━━━━━ Input records
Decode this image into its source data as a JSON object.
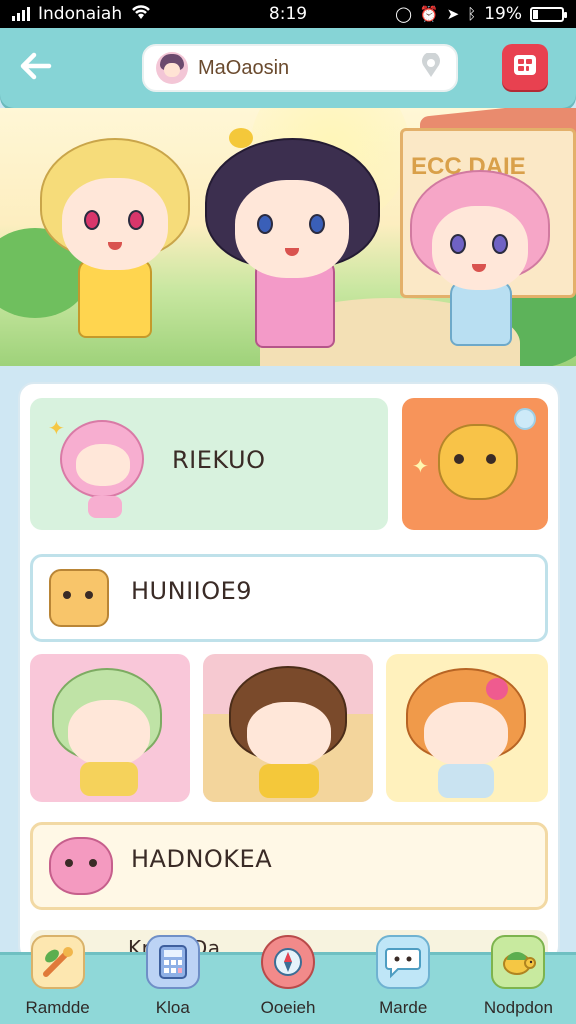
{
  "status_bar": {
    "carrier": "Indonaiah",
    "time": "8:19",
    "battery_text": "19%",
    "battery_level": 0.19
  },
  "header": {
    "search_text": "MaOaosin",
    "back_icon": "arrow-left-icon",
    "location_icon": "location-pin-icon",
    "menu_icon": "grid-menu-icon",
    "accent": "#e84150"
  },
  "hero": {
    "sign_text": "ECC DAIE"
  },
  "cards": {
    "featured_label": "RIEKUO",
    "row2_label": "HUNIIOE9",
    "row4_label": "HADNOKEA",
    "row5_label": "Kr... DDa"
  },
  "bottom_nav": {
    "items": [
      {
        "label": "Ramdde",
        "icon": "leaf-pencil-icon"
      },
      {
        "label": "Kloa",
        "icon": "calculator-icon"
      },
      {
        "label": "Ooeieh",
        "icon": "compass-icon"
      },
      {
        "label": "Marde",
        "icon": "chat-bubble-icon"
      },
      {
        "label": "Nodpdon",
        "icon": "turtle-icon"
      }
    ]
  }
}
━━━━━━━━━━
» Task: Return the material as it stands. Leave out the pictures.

» Your solution:
Decode this image into its source data as a JSON object.
{
  "status_bar": {
    "carrier": "Indonaiah",
    "time": "8:19",
    "battery_text": "19%",
    "battery_level": 0.19
  },
  "header": {
    "search_text": "MaOaosin",
    "back_icon": "arrow-left-icon",
    "location_icon": "location-pin-icon",
    "menu_icon": "grid-menu-icon",
    "accent": "#e84150"
  },
  "hero": {
    "sign_text": "ECC DAIE"
  },
  "cards": {
    "featured_label": "RIEKUO",
    "row2_label": "HUNIIOE9",
    "row4_label": "HADNOKEA",
    "row5_label": "Kr... DDa"
  },
  "bottom_nav": {
    "items": [
      {
        "label": "Ramdde",
        "icon": "leaf-pencil-icon"
      },
      {
        "label": "Kloa",
        "icon": "calculator-icon"
      },
      {
        "label": "Ooeieh",
        "icon": "compass-icon"
      },
      {
        "label": "Marde",
        "icon": "chat-bubble-icon"
      },
      {
        "label": "Nodpdon",
        "icon": "turtle-icon"
      }
    ]
  }
}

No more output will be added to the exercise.